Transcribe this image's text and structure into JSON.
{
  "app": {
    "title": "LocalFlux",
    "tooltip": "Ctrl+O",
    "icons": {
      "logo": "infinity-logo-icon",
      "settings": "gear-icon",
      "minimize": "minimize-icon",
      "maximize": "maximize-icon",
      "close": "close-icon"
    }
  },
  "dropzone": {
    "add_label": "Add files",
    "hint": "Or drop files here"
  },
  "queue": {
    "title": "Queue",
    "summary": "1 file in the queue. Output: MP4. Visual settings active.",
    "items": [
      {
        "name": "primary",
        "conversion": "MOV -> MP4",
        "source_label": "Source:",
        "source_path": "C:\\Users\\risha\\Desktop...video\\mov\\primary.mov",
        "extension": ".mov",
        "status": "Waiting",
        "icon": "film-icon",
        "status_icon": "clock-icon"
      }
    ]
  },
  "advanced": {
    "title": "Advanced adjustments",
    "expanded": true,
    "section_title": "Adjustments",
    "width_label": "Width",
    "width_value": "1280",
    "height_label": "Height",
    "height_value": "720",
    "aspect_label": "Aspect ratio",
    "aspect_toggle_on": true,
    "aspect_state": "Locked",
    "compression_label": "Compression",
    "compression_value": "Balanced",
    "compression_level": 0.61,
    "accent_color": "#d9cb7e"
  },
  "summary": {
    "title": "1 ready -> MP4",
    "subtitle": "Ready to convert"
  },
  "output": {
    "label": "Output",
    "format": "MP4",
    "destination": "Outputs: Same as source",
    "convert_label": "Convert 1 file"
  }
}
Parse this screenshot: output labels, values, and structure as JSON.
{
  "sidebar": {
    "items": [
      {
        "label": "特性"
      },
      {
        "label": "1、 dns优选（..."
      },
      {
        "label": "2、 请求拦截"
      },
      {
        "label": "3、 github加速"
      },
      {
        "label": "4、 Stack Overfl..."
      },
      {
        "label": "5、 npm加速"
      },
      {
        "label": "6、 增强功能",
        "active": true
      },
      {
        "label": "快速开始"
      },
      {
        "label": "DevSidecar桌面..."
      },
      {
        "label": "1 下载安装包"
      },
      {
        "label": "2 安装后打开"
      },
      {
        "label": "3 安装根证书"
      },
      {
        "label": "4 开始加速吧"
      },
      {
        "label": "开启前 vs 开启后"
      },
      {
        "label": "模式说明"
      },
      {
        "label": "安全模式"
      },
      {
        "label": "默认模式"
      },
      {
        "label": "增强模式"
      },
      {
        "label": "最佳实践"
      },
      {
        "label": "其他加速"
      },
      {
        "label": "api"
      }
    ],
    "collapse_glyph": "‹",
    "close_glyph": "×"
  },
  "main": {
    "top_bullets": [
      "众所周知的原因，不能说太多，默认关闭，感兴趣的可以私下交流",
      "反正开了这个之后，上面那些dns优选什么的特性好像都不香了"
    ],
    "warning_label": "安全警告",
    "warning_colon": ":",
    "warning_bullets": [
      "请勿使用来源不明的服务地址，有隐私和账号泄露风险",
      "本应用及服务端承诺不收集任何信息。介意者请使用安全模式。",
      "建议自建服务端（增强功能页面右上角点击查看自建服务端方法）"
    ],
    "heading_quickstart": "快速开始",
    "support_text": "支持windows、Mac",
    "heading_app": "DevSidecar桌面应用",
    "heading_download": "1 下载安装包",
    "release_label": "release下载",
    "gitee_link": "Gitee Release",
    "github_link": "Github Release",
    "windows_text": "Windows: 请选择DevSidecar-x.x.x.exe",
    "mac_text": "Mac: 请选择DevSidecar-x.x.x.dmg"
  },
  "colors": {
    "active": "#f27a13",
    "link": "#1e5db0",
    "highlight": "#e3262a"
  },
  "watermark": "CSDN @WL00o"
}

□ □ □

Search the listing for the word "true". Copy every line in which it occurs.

- Expected output:
    "expanded": true,
    "aspect_toggle_on": true,
        "active": true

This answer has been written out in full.